“That's something when I was running, there was an assumption on my part that there were many other tribal leaders who had filled this seat. And I went into that room so confident thinking, you know, I had these images of some of our great tribal leaders and I said, ‘they've done this, I can do this too.’ And so I get in there and I share my positions, my values and a week later I find out that, ‘Debbie, you're the first elected Native American.’ And I'm like, ‘what?’ I was really confused. And I was like you better be sure that that's true ‘cause I can't take anybody's hard work away from them, but you know, lo and behold, I did find out I was the first Native American and I'm honored to be a part of that but it also knowing it comes with a lot of responsibility.”

“I did run and I lost a race, but I didn't just lose a race. I've done so much to educate Indian country about the power of their vote. In my race recently, I ran against two incumbents and a slate and when a coalition is there standing together, that's when we have to rally behind the candidate to have the privilege to go forward. And that was something I went for. And when I lost, I lost by 500 and about 50 votes. It wasn't much. It was bittersweet. With it, I take so much experience that I can help others grow from, learn from, and really show our youth, our youth, that they can do this. It's not impossible.”

“It took an incredible amount of time. It took years for me to get to this point and to understand the complexities.”

“There’s been so much planning that has happened both locally here in the County, at the state level and with the national committee, we've been talking about even establishing a date was difficult during this pandemic, but nonetheless, we can go forward and continue to pay attention and things that are really relevant to us are issues that impact women issues that impact our health.”

“I am excited to have her on board. I remember when she ran her campaign back last year in 2019, it was exciting because we need educated and qualified women to run these races. We need women of color to step forward and to have someone of her stature come forward and to show that she is committed to our country.”

“A few windows open, a few computers at my desk. So I'm watching it and participating and contributing and you know, it's going to be an exciting time. It's going to be something that I get to absorb and be a part of.”

Mary Annette Pember:

“Well, I don't actually know how they invented that word, but it's a great word. I mean, it's a combination of lactation and activists, and these are really grasped. They are indeed activist grassroots people who are seeking to encourage and support other Native women and their families in breastfeeding.”
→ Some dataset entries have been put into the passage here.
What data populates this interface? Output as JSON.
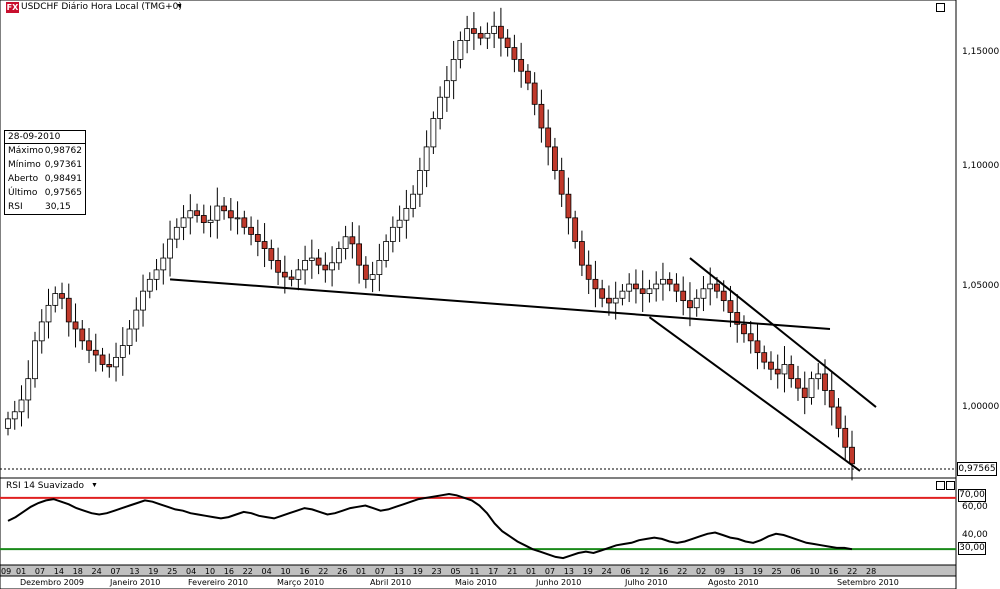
{
  "window": {
    "symbol_logo": "FX",
    "title": "USDCHF Diário Hora Local (TMG+0)"
  },
  "info_panel": {
    "date": "28-09-2010",
    "rows": [
      {
        "label": "Máximo",
        "value": "0,98762"
      },
      {
        "label": "Mínimo",
        "value": "0,97361"
      },
      {
        "label": "Aberto",
        "value": "0,98491"
      },
      {
        "label": "Último",
        "value": "0,97565"
      },
      {
        "label": "RSI",
        "value": "30,15"
      }
    ]
  },
  "price_axis": {
    "ticks": [
      "1,15000",
      "1,10000",
      "1,05000",
      "1,00000"
    ],
    "last_price": "0,97565"
  },
  "rsi_panel": {
    "title": "RSI 14 Suavizado",
    "ticks": [
      "70,00",
      "60,00",
      "40,00",
      "30,00"
    ]
  },
  "x_axis": {
    "first_day": "09",
    "days": [
      "01",
      "07",
      "14",
      "18",
      "24",
      "07",
      "13",
      "19",
      "25",
      "04",
      "10",
      "16",
      "22",
      "04",
      "10",
      "16",
      "22",
      "26",
      "01",
      "07",
      "13",
      "19",
      "23",
      "05",
      "11",
      "17",
      "21",
      "01",
      "07",
      "13",
      "19",
      "24",
      "06",
      "12",
      "16",
      "22",
      "02",
      "09",
      "13",
      "19",
      "25",
      "06",
      "10",
      "16",
      "22",
      "28"
    ],
    "months": [
      "Dezembro 2009",
      "Janeiro 2010",
      "Fevereiro 2010",
      "Março 2010",
      "Abril 2010",
      "Maio 2010",
      "Junho 2010",
      "Julho 2010",
      "Agosto 2010",
      "Setembro 2010"
    ]
  },
  "colors": {
    "candle_up": "#ffffff",
    "candle_down": "#c0392b",
    "overbought_line": "#e02020",
    "oversold_line": "#1a8a1a",
    "trend_line": "#000000",
    "grid_bar": "#c0c0c0"
  },
  "chart_data": {
    "type": "candlestick",
    "instrument": "USDCHF",
    "timeframe": "Diário",
    "ylim": [
      0.97,
      1.17
    ],
    "rsi_ylim": [
      20,
      80
    ],
    "rsi_levels": [
      70,
      30
    ],
    "series_close": [
      0.995,
      0.998,
      1.003,
      1.012,
      1.028,
      1.036,
      1.043,
      1.048,
      1.046,
      1.036,
      1.033,
      1.028,
      1.024,
      1.022,
      1.018,
      1.017,
      1.021,
      1.026,
      1.033,
      1.041,
      1.049,
      1.054,
      1.058,
      1.063,
      1.071,
      1.076,
      1.08,
      1.083,
      1.081,
      1.078,
      1.079,
      1.085,
      1.083,
      1.08,
      1.08,
      1.076,
      1.073,
      1.07,
      1.067,
      1.062,
      1.057,
      1.055,
      1.054,
      1.058,
      1.062,
      1.063,
      1.06,
      1.058,
      1.061,
      1.067,
      1.072,
      1.069,
      1.06,
      1.054,
      1.056,
      1.062,
      1.07,
      1.076,
      1.079,
      1.084,
      1.09,
      1.1,
      1.11,
      1.122,
      1.131,
      1.138,
      1.147,
      1.155,
      1.16,
      1.158,
      1.156,
      1.158,
      1.161,
      1.156,
      1.152,
      1.147,
      1.142,
      1.137,
      1.128,
      1.118,
      1.11,
      1.1,
      1.09,
      1.08,
      1.07,
      1.06,
      1.054,
      1.05,
      1.046,
      1.044,
      1.046,
      1.049,
      1.052,
      1.05,
      1.048,
      1.05,
      1.052,
      1.054,
      1.052,
      1.049,
      1.045,
      1.042,
      1.046,
      1.05,
      1.052,
      1.049,
      1.045,
      1.04,
      1.035,
      1.031,
      1.028,
      1.023,
      1.019,
      1.016,
      1.014,
      1.018,
      1.012,
      1.008,
      1.004,
      1.012,
      1.014,
      1.007,
      1.0,
      0.991,
      0.983,
      0.976
    ],
    "rsi": [
      52,
      55,
      59,
      63,
      66,
      68,
      69,
      67,
      65,
      62,
      60,
      58,
      57,
      58,
      60,
      62,
      64,
      66,
      68,
      67,
      65,
      63,
      61,
      60,
      58,
      57,
      56,
      55,
      54,
      55,
      57,
      59,
      58,
      56,
      55,
      54,
      56,
      58,
      60,
      62,
      61,
      59,
      57,
      58,
      60,
      62,
      63,
      64,
      62,
      60,
      61,
      63,
      65,
      67,
      69,
      70,
      71,
      72,
      73,
      72,
      70,
      68,
      64,
      58,
      50,
      44,
      40,
      36,
      33,
      30,
      28,
      26,
      24,
      23,
      25,
      27,
      28,
      27,
      29,
      31,
      33,
      34,
      35,
      37,
      38,
      39,
      38,
      36,
      35,
      36,
      38,
      40,
      42,
      43,
      41,
      39,
      38,
      36,
      35,
      37,
      40,
      42,
      41,
      39,
      37,
      35,
      34,
      33,
      32,
      31,
      31,
      30
    ],
    "annotations": [
      {
        "type": "trend_line",
        "from": [
          "2010-02-01",
          1.054
        ],
        "to": [
          "2010-08-30",
          1.033
        ]
      },
      {
        "type": "channel_upper",
        "from": [
          "2010-08-09",
          1.063
        ],
        "to": [
          "2010-09-30",
          1.0
        ]
      },
      {
        "type": "channel_lower",
        "from": [
          "2010-07-30",
          1.038
        ],
        "to": [
          "2010-09-28",
          0.973
        ]
      }
    ]
  }
}
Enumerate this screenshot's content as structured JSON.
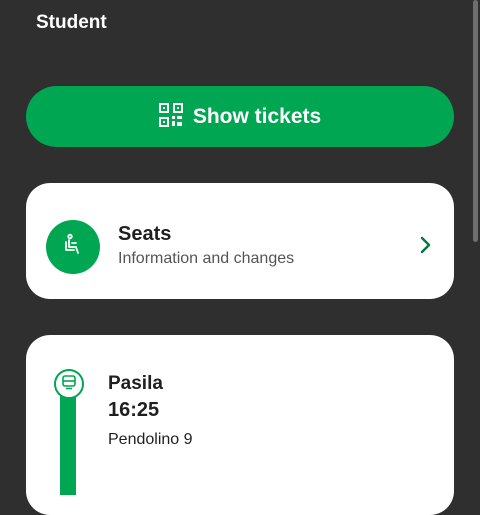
{
  "header": {
    "title": "Student"
  },
  "tickets_button": {
    "label": "Show tickets",
    "icon": "qr-code-icon"
  },
  "seats_card": {
    "title": "Seats",
    "subtitle": "Information and changes",
    "icon": "seat-icon"
  },
  "journey": {
    "stop": "Pasila",
    "time": "16:25",
    "train": "Pendolino 9",
    "icon": "train-icon"
  },
  "colors": {
    "background": "#2f2f2f",
    "accent": "#00a651",
    "card": "#ffffff"
  }
}
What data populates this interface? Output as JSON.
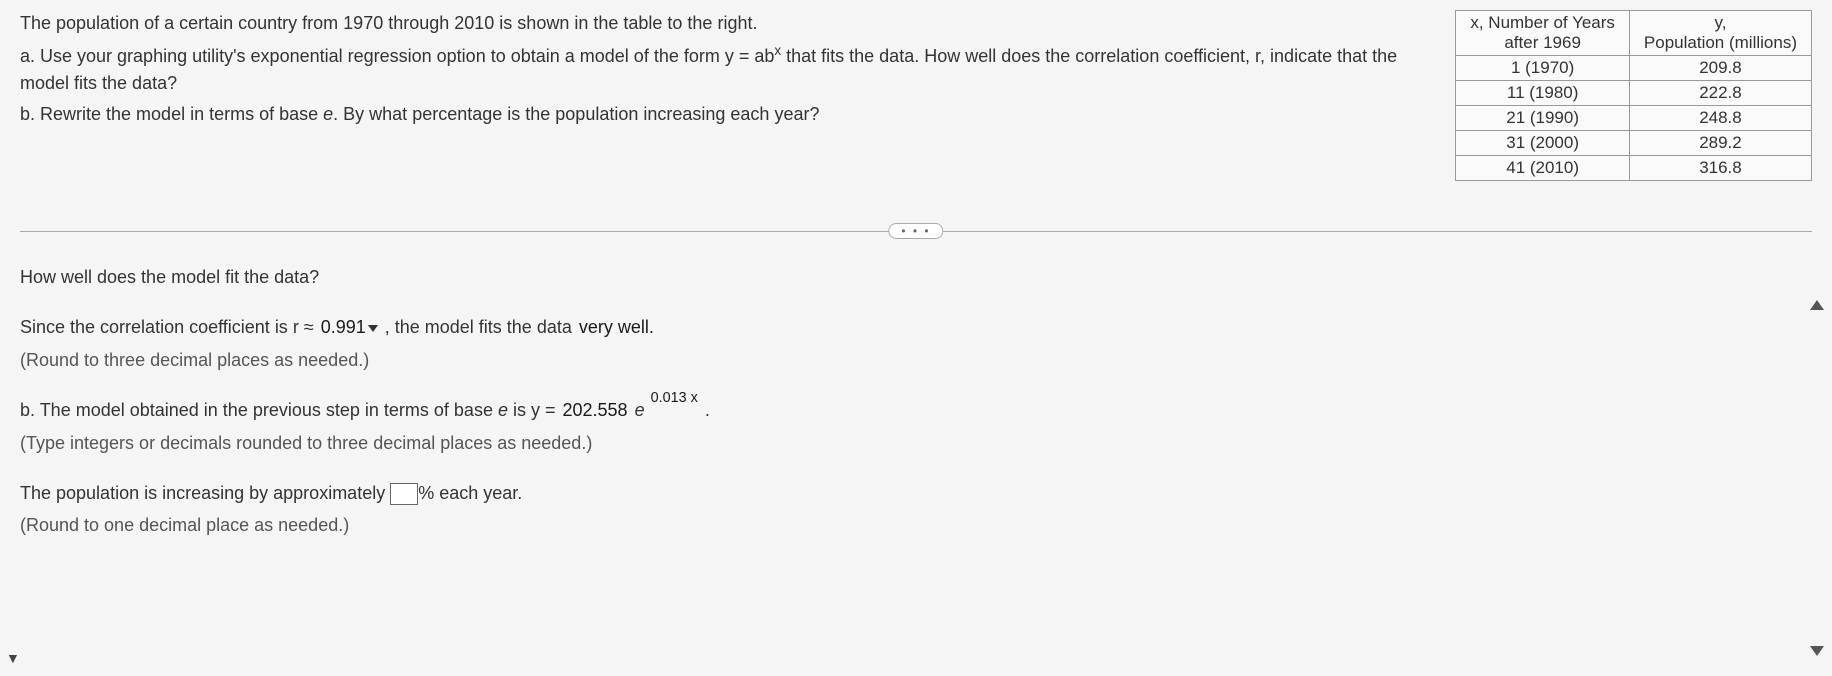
{
  "problem": {
    "intro": "The population of a certain country from 1970 through 2010 is shown in the table to the right.",
    "part_a_prefix": "a. Use your graphing utility's exponential regression option to obtain a model of the form y = ab",
    "part_a_sup": "x",
    "part_a_suffix": " that fits the data. How well does the correlation coefficient, r, indicate that the model fits the data?",
    "part_b_prefix": "b. Rewrite the model in terms of base ",
    "part_b_e": "e",
    "part_b_suffix": ". By what percentage is the population increasing each year?"
  },
  "table": {
    "header_x_line1": "x, Number of Years",
    "header_x_line2": "after 1969",
    "header_y_line1": "y,",
    "header_y_line2": "Population (millions)",
    "rows": [
      {
        "x": "1 (1970)",
        "y": "209.8"
      },
      {
        "x": "11 (1980)",
        "y": "222.8"
      },
      {
        "x": "21 (1990)",
        "y": "248.8"
      },
      {
        "x": "31 (2000)",
        "y": "289.2"
      },
      {
        "x": "41 (2010)",
        "y": "316.8"
      }
    ]
  },
  "divider": {
    "toggle": "• • •"
  },
  "answers": {
    "q1": "How well does the model fit the data?",
    "line1_prefix": "Since the correlation coefficient is r ≈ ",
    "r_value": "0.991",
    "line1_mid": " , the model fits the data ",
    "fit_quality": "very well.",
    "round3": "(Round to three decimal places as needed.)",
    "partb_prefix": "b. The model obtained in the previous step in terms of base ",
    "e": "e",
    "partb_mid": " is y = ",
    "coef": "202.558",
    "e2": " e",
    "exponent": "0.013 x",
    "period": " .",
    "type_instr": "(Type integers or decimals rounded to three decimal places as needed.)",
    "pop_prefix": "The population is increasing by approximately ",
    "pop_suffix": "% each year.",
    "round1": "(Round to one decimal place as needed.)"
  }
}
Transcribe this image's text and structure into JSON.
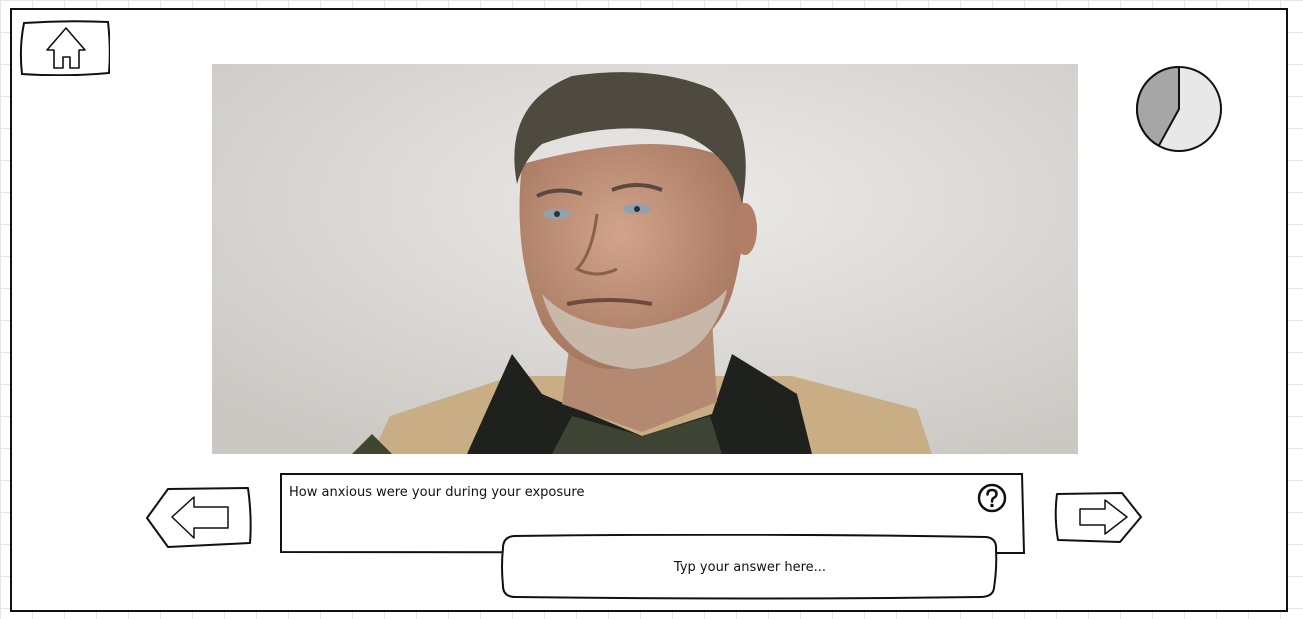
{
  "question": {
    "text": "How anxious were your during your exposure"
  },
  "answer": {
    "placeholder": "Typ your answer here...",
    "value": ""
  },
  "progress": {
    "fraction": 0.42,
    "filled_color": "#a6a6a6",
    "remaining_color": "#e8e8e8"
  },
  "icons": {
    "home": "home-icon",
    "help": "question-mark-icon",
    "previous": "arrow-left-icon",
    "next": "arrow-right-icon"
  },
  "photo": {
    "subject": "portrait-of-man"
  }
}
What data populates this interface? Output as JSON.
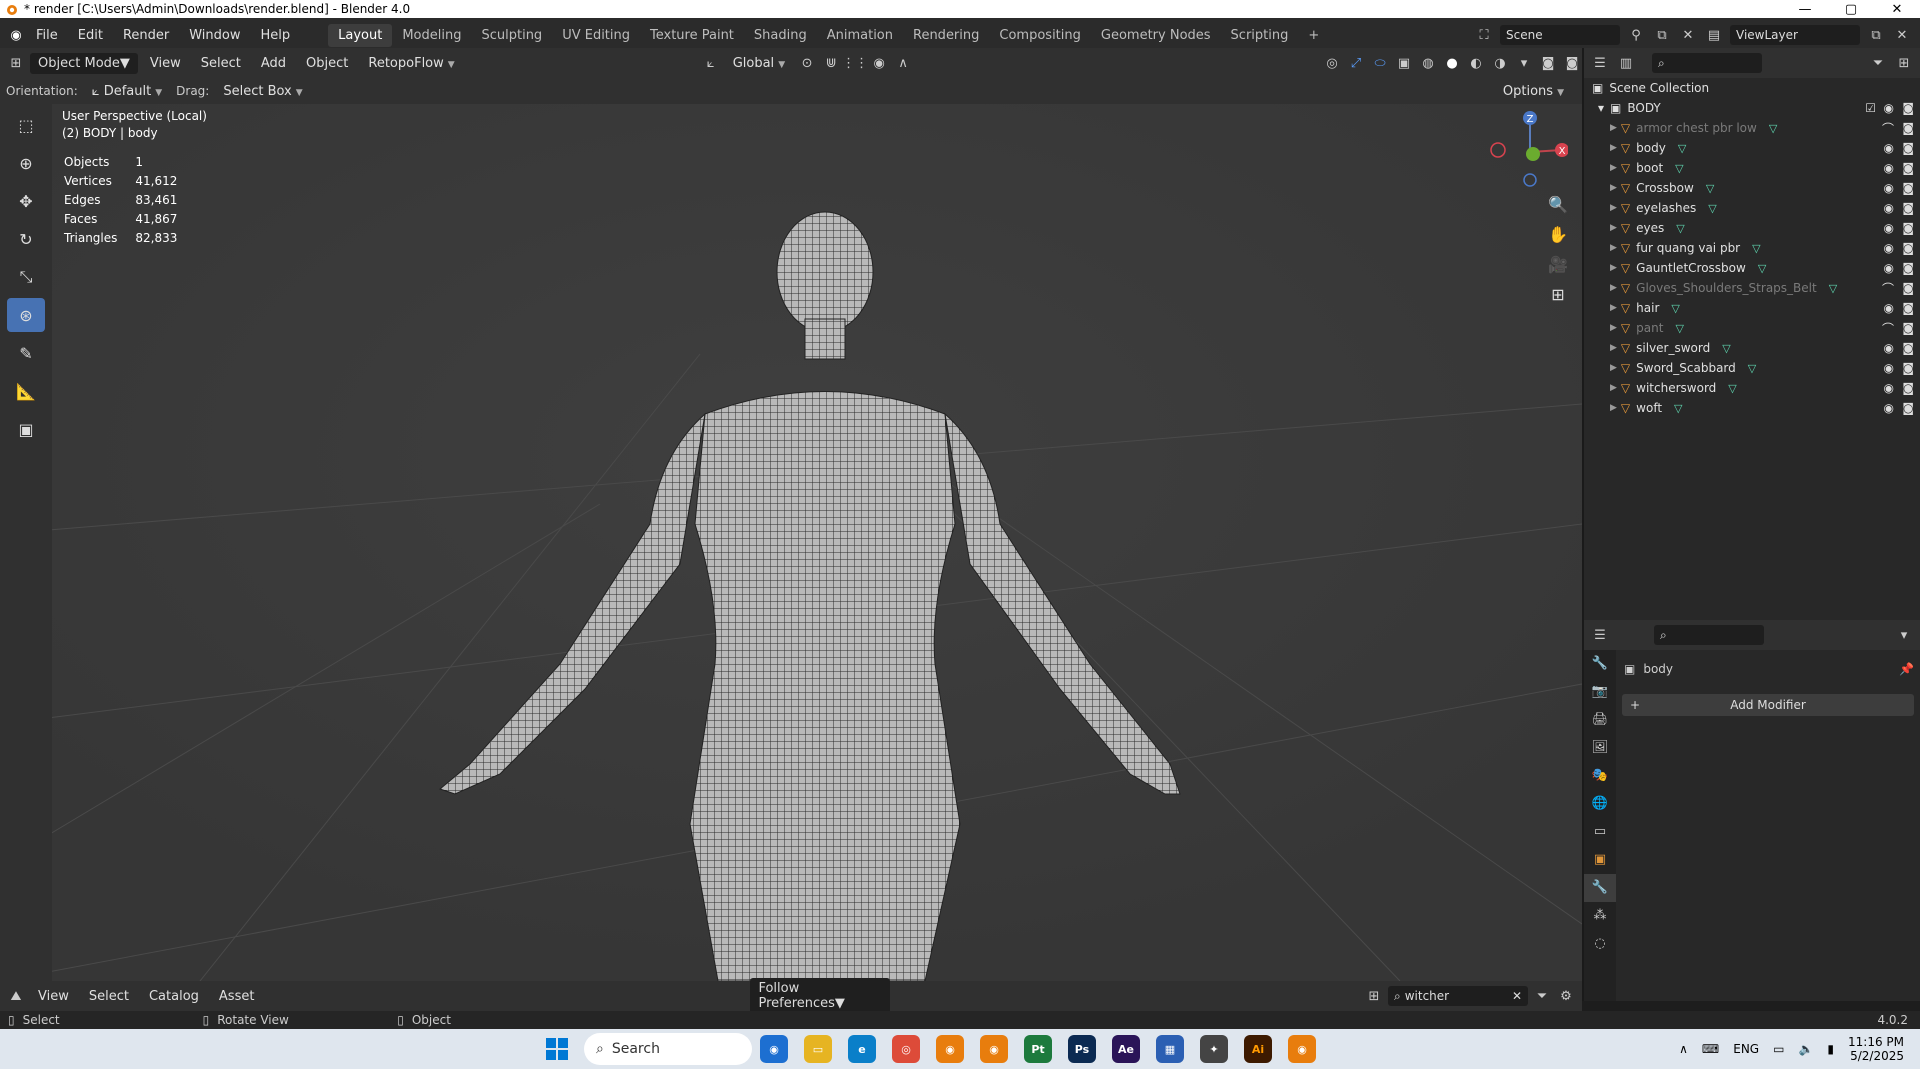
{
  "window": {
    "title": "* render [C:\\Users\\Admin\\Downloads\\render.blend] - Blender 4.0"
  },
  "menu": [
    "File",
    "Edit",
    "Render",
    "Window",
    "Help"
  ],
  "workspaces": [
    "Layout",
    "Modeling",
    "Sculpting",
    "UV Editing",
    "Texture Paint",
    "Shading",
    "Animation",
    "Rendering",
    "Compositing",
    "Geometry Nodes",
    "Scripting"
  ],
  "scene": {
    "name": "Scene",
    "view_layer": "ViewLayer"
  },
  "viewport_header": {
    "mode": "Object Mode",
    "view": "View",
    "select": "Select",
    "add": "Add",
    "object": "Object",
    "addon": "RetopoFlow",
    "transform": "Global",
    "options": "Options"
  },
  "tool_settings": {
    "orientation_label": "Orientation:",
    "orientation": "Default",
    "drag_label": "Drag:",
    "drag": "Select Box"
  },
  "overlay": {
    "view": "User Perspective (Local)",
    "object": "(2) BODY | body"
  },
  "stats": [
    {
      "label": "Objects",
      "value": "1"
    },
    {
      "label": "Vertices",
      "value": "41,612"
    },
    {
      "label": "Edges",
      "value": "83,461"
    },
    {
      "label": "Faces",
      "value": "41,867"
    },
    {
      "label": "Triangles",
      "value": "82,833"
    }
  ],
  "gizmo": {
    "x": "X",
    "z": "Z"
  },
  "outliner": {
    "root": "Scene Collection",
    "collection": "BODY",
    "items": [
      {
        "name": "armor chest pbr low",
        "dim": true
      },
      {
        "name": "body",
        "dim": false
      },
      {
        "name": "boot",
        "dim": false
      },
      {
        "name": "Crossbow",
        "dim": false
      },
      {
        "name": "eyelashes",
        "dim": false
      },
      {
        "name": "eyes",
        "dim": false
      },
      {
        "name": "fur quang vai pbr",
        "dim": false
      },
      {
        "name": "GauntletCrossbow",
        "dim": false
      },
      {
        "name": "Gloves_Shoulders_Straps_Belt",
        "dim": true
      },
      {
        "name": "hair",
        "dim": false
      },
      {
        "name": "pant",
        "dim": true
      },
      {
        "name": "silver_sword",
        "dim": false
      },
      {
        "name": "Sword_Scabbard",
        "dim": false
      },
      {
        "name": "witchersword",
        "dim": false
      },
      {
        "name": "woft",
        "dim": false
      }
    ]
  },
  "properties": {
    "object": "body",
    "add_modifier": "Add Modifier"
  },
  "asset_browser": {
    "view": "View",
    "select": "Select",
    "catalog": "Catalog",
    "asset": "Asset",
    "import": "Follow Preferences",
    "search": "witcher"
  },
  "status": {
    "select": "Select",
    "rotate": "Rotate View",
    "object": "Object",
    "version": "4.0.2"
  },
  "taskbar": {
    "search": "Search",
    "lang": "ENG",
    "time": "11:16 PM",
    "date": "5/2/2025",
    "apps": [
      {
        "id": "pt",
        "label": "Pt",
        "color": "#1d7a3d"
      },
      {
        "id": "ps",
        "label": "Ps",
        "color": "#0b2a52"
      },
      {
        "id": "ae",
        "label": "Ae",
        "color": "#2a1458"
      },
      {
        "id": "ai",
        "label": "Ai",
        "color": "#3d1a00"
      }
    ]
  },
  "colors": {
    "accent": "#4772b3",
    "header": "#303030",
    "viewport": "#393939",
    "mesh_icon": "#5fd6b0",
    "object_icon": "#e0963a"
  }
}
“August is National Breastfeeding Month. And I think that the Indigenous women wanted something more specifically targeted for them. Native women have the lowest rates, I think second only to black women for breastfeeding. And they wanted something that really focused on some of the historical trauma that influenced the lack of breastfeeding numbers. So they chose to create a breastfeeding week and we're in the middle of it right now.”

“There is a great deal of importance in breastfeeding and I was able to find out some really interesting new information that breastfeeding has. It prevents obesity in children, and it's also very helpful for the mother and child. It helps reduce allergies and illness. And for mothers it actually helps them produce oxytocin, which kind of is considered the love hormone, which would help them combat postpartum depression. And it also cuts back on future cancers, there's all kinds of benefits. The really interesting thing that I learned doing this story, there was a study that's recently been published by the National Institute of Health, that when baby breastfeed, the babies, when they're feeding, create a vacuum and their saliva actually transfers messages to the mother and who then is able to produce for instance, antibodies to respond to the baby of the baby's ill.”

“Mothers, really are medicine.”

“The Bureau of Indian education, it looks like they are really pushing to open their direct bureau funded schools. There's like 55 schools throughout Indian country, and they want to do in-person instruction and not all tribes agree with that. So that's somewhat of a problem and people can look at the story and get more information about that.”